*Your assignment*
Look through the listing and report every line that has "title" in it.
━━━━━━━━
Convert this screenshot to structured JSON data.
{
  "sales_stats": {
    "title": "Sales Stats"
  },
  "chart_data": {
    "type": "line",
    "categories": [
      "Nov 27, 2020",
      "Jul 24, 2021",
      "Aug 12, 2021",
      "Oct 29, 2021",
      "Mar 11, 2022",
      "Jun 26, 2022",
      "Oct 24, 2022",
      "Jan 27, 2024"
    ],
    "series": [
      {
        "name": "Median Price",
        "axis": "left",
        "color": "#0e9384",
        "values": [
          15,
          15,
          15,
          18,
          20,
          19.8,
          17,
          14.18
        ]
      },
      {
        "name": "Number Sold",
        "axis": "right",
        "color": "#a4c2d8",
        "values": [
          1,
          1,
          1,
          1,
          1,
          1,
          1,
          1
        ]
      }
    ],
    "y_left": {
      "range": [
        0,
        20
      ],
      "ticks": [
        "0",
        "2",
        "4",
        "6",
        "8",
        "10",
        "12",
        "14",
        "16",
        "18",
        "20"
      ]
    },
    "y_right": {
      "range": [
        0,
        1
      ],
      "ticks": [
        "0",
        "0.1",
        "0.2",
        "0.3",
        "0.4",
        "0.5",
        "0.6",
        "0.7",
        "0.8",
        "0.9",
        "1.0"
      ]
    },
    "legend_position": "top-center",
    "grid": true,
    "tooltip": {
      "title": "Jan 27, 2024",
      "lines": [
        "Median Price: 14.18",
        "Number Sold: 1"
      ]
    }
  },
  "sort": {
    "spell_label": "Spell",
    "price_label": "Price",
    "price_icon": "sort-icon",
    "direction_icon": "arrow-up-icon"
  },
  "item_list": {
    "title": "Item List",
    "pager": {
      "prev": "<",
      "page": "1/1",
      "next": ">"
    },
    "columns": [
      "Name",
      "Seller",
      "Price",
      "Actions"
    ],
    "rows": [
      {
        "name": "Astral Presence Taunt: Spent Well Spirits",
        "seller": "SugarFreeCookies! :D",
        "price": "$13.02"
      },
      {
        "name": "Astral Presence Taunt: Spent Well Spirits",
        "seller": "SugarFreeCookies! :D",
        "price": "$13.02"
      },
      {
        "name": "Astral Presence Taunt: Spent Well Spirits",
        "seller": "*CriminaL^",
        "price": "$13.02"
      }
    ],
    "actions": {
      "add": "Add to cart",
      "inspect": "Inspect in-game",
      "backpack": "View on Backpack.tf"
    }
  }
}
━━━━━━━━
*Task output*
    "title": "Sales Stats"
      "title": "Jan 27, 2024",
    "title": "Item List",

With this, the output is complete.